Chinese antitrust authorities say no
SAN FRANCISCO — Qualcomm terminated its agreement to acquire European chip vendor NXP Semiconductors for $44 billion after the deadline to complete the deal passed Wednesday without approval from China’s Ministry of Commerce.
Qualcomm had extended the deadline several times in the nearly two years since the deal was first announced, but said earlier in the day Wednesday that it would not extend the deadline again.
“The decision for us to move forward without NXP was a difficult one,” said Steven Mollenkopf, Qualcomm’s CEO, in a conference call with analysts Wednesday. “Continued uncertainty overhanging such a large acquisition introduces heightened risk. We weighed that risk against the likelihood of a change in the current geopolitical environment, which we didn’t believe was a high probability outcome in the near future.”
Qualcomm said it would pay NXP a $2 billion “break up fee,” as stipulated in the agreement.
China’s Ministry of Commerce — often referred to as MOFCOM — never formally rejected the proposed acquisition, but did not approve it by Wednesday’s deadline. Qualcomm and NXP agreed in April to withdraw and refile notice of the acquisition with MOFCOM at the ministry’s request.
MOFCOM’s inaction on the Qualcomm-NXP acquisition has been characterized by observers as a consequence of tensions between the U.S. and China, which have in recent weeks erupted into an all-out trade war.
The Trump Administration earlier this month enacted a 25% tariff on about $34 billion worth of imports from China and is moving to enact the same tariff on another $16 billion worth of Chinese imports. The Administration has also proposed adding an additional 10% tariff on another $200 billion worth of imports from China. China has enacted reciprocal tariffs on U.S. imports and has said it will match any tariffs enacted by the U.S. with additional tariffs of its own.
Economic tensions between the U.S. and China were also escalated by a ban imposed by the U.S. on selling components to Chinese communications equipment ZTE which nearly put ZTE out of business. However, the U.S. lifted the ban at the direction of U.S. President Donald Trump in what was an apparent gesture of goodwill amid negotiations on a possible trade deal between the world’s two largest economies.
Qualcomm’s bid to buy NXP was seen as a bold stroke that would diversify the company beyond its main business of mobile phone chips into more products for automotive and the Internet of Things. With the acquisition being scraped, it’s unclear what avenues Qualcomm will explore in search of new growth. The company said it would spend up to $30 billion on stock repurchases.

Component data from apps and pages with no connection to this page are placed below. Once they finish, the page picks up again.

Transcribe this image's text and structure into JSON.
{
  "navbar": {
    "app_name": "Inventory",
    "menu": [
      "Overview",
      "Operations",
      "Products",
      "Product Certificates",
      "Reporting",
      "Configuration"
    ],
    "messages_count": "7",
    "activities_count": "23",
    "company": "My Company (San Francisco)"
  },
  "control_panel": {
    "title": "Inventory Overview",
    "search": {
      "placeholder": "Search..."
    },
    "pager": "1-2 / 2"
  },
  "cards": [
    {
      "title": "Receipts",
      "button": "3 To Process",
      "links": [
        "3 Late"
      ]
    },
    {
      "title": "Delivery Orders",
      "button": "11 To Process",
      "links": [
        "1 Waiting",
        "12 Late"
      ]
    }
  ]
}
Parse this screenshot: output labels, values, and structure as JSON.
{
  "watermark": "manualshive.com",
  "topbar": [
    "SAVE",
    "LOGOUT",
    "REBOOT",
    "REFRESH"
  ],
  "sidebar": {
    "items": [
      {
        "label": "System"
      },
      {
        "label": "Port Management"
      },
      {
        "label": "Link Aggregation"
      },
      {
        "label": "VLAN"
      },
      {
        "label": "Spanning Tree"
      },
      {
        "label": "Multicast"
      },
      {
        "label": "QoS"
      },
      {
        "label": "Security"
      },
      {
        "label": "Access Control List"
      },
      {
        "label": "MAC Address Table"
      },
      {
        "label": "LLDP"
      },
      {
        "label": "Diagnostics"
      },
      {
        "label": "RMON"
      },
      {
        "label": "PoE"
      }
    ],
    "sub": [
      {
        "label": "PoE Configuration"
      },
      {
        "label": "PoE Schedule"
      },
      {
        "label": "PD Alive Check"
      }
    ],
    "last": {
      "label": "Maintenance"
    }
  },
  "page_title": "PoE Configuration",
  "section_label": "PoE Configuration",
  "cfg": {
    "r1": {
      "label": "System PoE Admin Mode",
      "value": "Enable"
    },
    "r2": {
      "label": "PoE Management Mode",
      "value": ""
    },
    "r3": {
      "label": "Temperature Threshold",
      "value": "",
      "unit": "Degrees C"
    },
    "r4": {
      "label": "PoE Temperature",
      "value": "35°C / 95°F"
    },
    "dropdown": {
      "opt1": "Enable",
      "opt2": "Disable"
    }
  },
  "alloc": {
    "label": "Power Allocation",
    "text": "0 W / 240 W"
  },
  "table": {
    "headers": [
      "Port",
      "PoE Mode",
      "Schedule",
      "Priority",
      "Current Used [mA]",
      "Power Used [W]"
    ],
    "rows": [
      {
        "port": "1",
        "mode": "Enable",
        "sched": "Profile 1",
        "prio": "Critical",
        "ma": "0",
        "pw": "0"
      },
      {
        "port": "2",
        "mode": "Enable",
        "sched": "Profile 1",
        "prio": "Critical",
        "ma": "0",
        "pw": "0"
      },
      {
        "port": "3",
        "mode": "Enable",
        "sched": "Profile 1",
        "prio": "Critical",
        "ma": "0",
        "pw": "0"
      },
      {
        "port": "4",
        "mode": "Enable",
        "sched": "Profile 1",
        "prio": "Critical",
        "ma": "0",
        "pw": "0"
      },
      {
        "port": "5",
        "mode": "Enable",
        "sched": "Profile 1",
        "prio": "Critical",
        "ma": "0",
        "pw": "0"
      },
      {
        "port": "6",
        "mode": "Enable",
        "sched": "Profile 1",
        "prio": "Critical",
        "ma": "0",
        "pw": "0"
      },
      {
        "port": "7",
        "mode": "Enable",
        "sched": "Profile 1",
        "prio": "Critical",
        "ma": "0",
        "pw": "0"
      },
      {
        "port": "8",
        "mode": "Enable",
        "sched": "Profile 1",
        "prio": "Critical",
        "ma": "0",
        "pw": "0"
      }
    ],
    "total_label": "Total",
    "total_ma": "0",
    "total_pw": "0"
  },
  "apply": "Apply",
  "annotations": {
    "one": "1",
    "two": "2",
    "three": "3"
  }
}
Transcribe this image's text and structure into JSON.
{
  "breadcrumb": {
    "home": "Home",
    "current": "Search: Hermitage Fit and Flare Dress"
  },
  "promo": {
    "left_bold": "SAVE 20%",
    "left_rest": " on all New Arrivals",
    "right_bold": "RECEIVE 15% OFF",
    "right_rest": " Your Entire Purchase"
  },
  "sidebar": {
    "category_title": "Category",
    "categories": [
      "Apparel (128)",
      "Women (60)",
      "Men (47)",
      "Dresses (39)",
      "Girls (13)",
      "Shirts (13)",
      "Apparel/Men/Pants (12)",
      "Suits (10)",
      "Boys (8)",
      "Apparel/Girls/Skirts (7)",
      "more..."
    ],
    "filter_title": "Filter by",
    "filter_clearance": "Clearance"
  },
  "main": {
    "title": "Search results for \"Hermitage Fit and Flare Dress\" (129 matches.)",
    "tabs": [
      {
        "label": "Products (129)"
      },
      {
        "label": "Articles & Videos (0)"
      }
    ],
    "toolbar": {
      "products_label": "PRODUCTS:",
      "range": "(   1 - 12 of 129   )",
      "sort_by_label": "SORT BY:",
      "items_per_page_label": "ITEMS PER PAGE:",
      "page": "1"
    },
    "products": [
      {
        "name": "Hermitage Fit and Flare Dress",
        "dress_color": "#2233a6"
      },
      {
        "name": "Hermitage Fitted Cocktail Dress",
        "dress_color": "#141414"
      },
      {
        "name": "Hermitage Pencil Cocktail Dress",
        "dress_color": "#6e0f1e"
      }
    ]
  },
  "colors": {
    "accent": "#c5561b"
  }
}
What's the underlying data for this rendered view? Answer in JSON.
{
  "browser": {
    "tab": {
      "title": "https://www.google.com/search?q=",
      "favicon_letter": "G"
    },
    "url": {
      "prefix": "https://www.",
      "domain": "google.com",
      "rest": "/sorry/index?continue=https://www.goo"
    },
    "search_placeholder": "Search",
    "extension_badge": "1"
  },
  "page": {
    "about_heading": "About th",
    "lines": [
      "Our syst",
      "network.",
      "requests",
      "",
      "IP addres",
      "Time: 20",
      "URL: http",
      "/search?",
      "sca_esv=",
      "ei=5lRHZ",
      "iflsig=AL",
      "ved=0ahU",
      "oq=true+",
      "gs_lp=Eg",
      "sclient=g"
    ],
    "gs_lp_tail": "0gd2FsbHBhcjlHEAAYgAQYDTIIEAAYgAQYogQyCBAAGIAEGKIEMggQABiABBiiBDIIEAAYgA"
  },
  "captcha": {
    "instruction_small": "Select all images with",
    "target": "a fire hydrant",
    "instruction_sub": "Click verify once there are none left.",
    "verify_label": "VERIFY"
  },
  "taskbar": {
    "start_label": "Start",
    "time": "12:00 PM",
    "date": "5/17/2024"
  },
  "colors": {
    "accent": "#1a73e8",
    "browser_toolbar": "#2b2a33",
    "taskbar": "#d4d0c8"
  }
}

“The rationale for the NXP acquisition was to accelerate our strategy of growing into adjacent opportunities where mobile compute was becoming ubiquitous,” Mollenkopf said. “This strategy remains unchanged.”
The failure to push the acquisition through is the latest in a string of ill-fated maneuvers by Qualcomm, which in recent years has been investigated and fined by multiple jurisdictions for anti-competitive behavior and is also in the midst of a costly fight with longtime customer Apple. On Wednesday, Qualcomm said its baseband processors would not appear in the next-generation iPhones amid ongoing litigation between the two companies.
Despite the loss of business from Apple, Qualcomm on Wednesday reported third quarter sales and profit that exceeded analysts expectations. Third quarter sales came in at $5.6 billion, up 6% sequentially and up 4% year-over-year. The company reported a net income for the quarter of $1.2 billion, up 41% from the year-ago quarter.
But Qualcomm said it expects its fourth quarter sales to be down as much as 14% year-over-year.
— Dylan McGrath is the editor-in-chief of EE Times.